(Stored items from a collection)
'''
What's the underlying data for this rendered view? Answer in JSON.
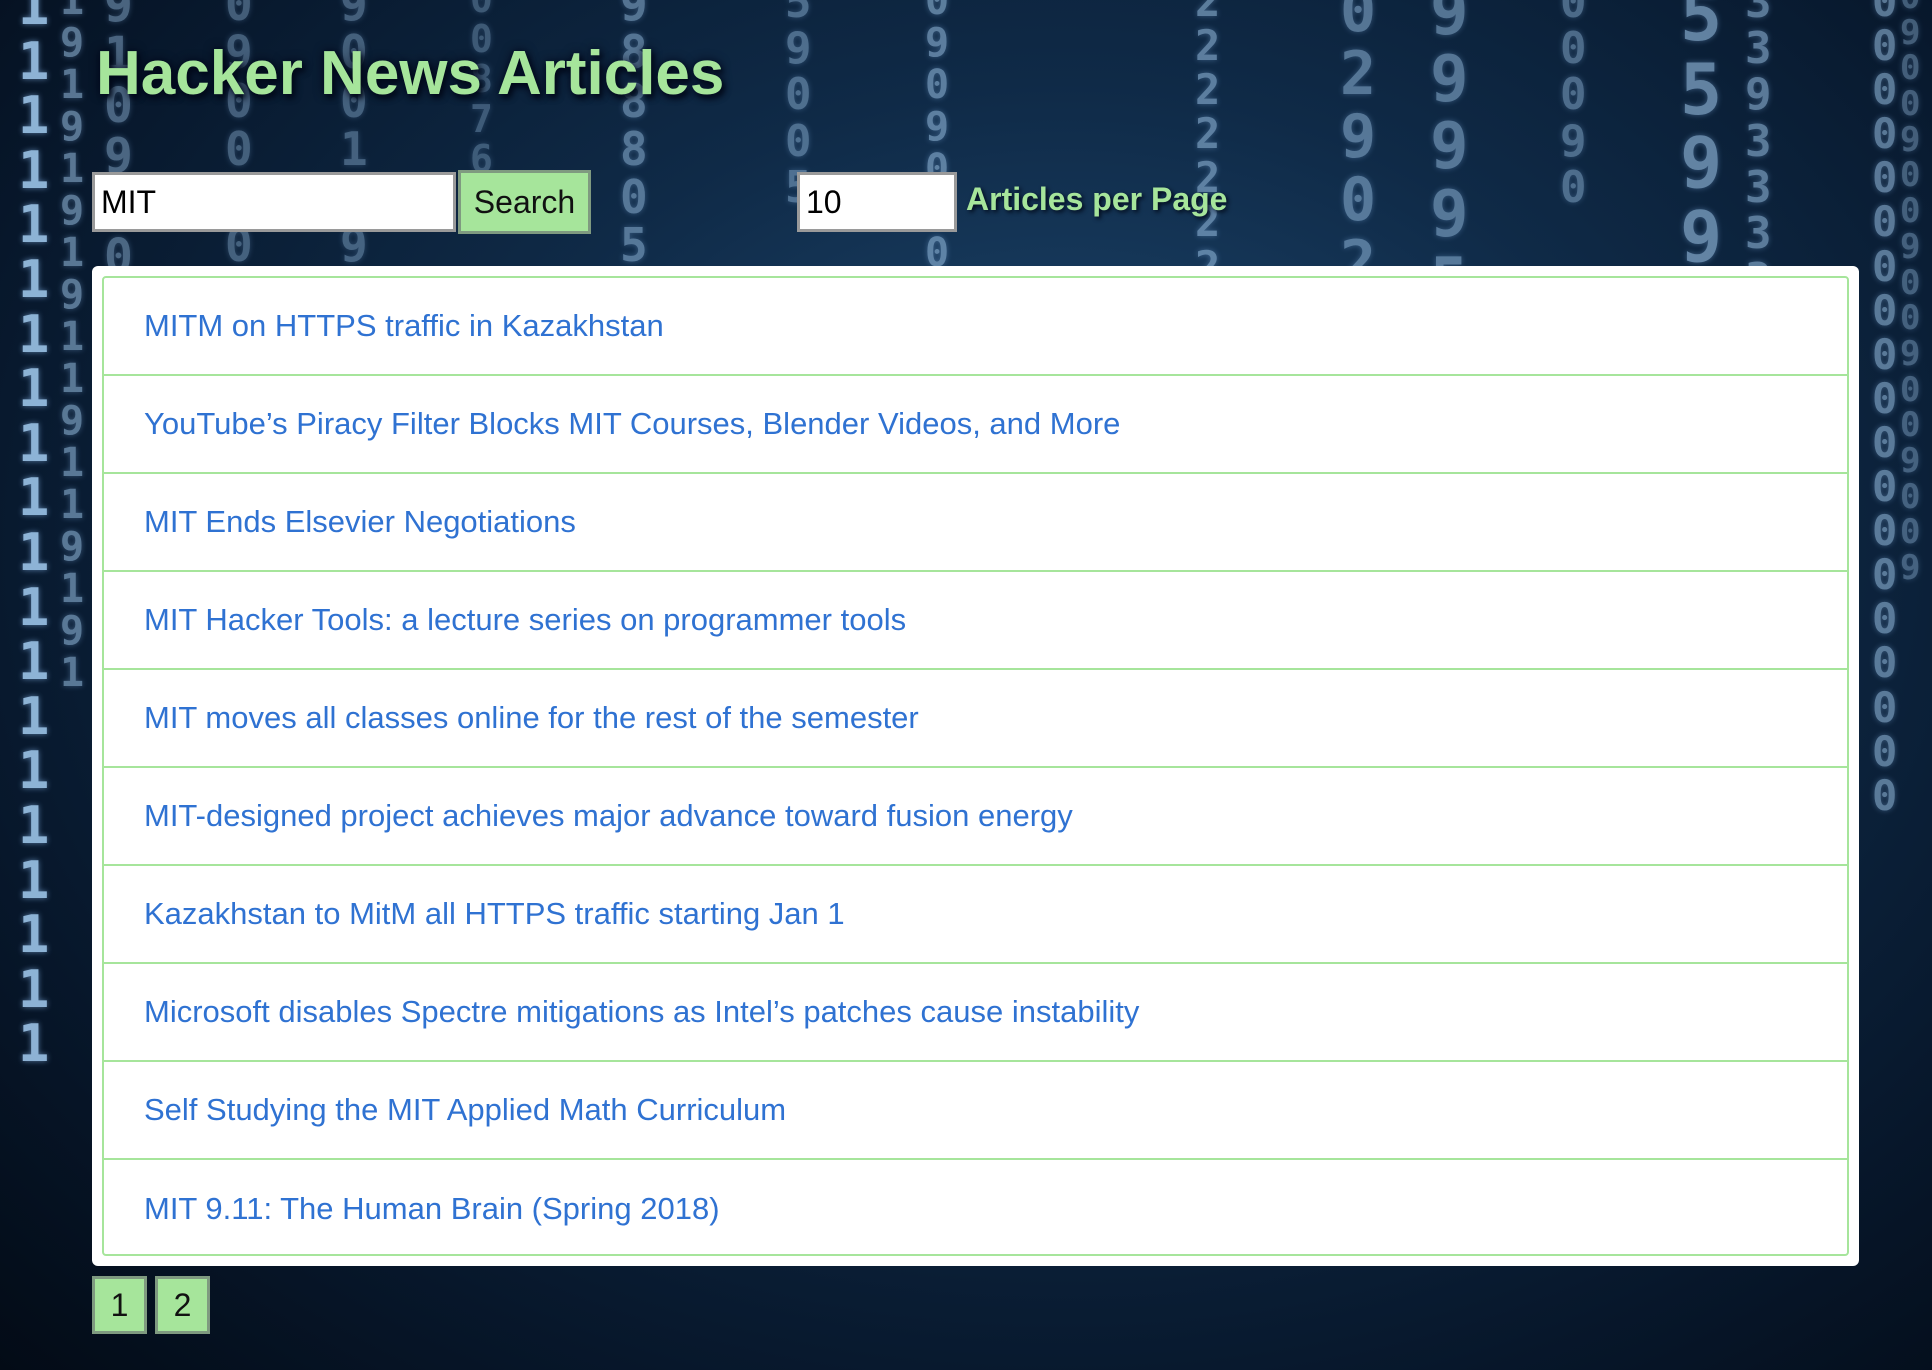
{
  "header": {
    "title": "Hacker News Articles"
  },
  "search": {
    "value": "MIT",
    "button_label": "Search"
  },
  "per_page": {
    "value": "10",
    "label": "Articles per Page"
  },
  "articles": [
    {
      "title": "MITM on HTTPS traffic in Kazakhstan"
    },
    {
      "title": "YouTube’s Piracy Filter Blocks MIT Courses, Blender Videos, and More"
    },
    {
      "title": "MIT Ends Elsevier Negotiations"
    },
    {
      "title": "MIT Hacker Tools: a lecture series on programmer tools"
    },
    {
      "title": "MIT moves all classes online for the rest of the semester"
    },
    {
      "title": "MIT-designed project achieves major advance toward fusion energy"
    },
    {
      "title": "Kazakhstan to MitM all HTTPS traffic starting Jan 1"
    },
    {
      "title": "Microsoft disables Spectre mitigations as Intel’s patches cause instability"
    },
    {
      "title": "Self Studying the MIT Applied Math Curriculum"
    },
    {
      "title": "MIT 9.11: The Human Brain (Spring 2018)"
    }
  ],
  "pagination": {
    "pages": [
      "1",
      "2"
    ]
  },
  "colors": {
    "accent_green": "#a6e59b",
    "link_blue": "#2f72d2",
    "background": "#0f2a47"
  },
  "background_image": "matrix-digital-rain-background"
}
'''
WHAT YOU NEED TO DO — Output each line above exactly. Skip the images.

YOUR RESPONSE —
What's the underlying data for this rendered view? Answer in JSON.
{
  "header": {
    "title": "Hacker News Articles"
  },
  "search": {
    "value": "MIT",
    "button_label": "Search"
  },
  "per_page": {
    "value": "10",
    "label": "Articles per Page"
  },
  "articles": [
    {
      "title": "MITM on HTTPS traffic in Kazakhstan"
    },
    {
      "title": "YouTube’s Piracy Filter Blocks MIT Courses, Blender Videos, and More"
    },
    {
      "title": "MIT Ends Elsevier Negotiations"
    },
    {
      "title": "MIT Hacker Tools: a lecture series on programmer tools"
    },
    {
      "title": "MIT moves all classes online for the rest of the semester"
    },
    {
      "title": "MIT-designed project achieves major advance toward fusion energy"
    },
    {
      "title": "Kazakhstan to MitM all HTTPS traffic starting Jan 1"
    },
    {
      "title": "Microsoft disables Spectre mitigations as Intel’s patches cause instability"
    },
    {
      "title": "Self Studying the MIT Applied Math Curriculum"
    },
    {
      "title": "MIT 9.11: The Human Brain (Spring 2018)"
    }
  ],
  "pagination": {
    "pages": [
      "1",
      "2"
    ]
  },
  "colors": {
    "accent_green": "#a6e59b",
    "link_blue": "#2f72d2",
    "background": "#0f2a47"
  },
  "background_image": "matrix-digital-rain-background"
}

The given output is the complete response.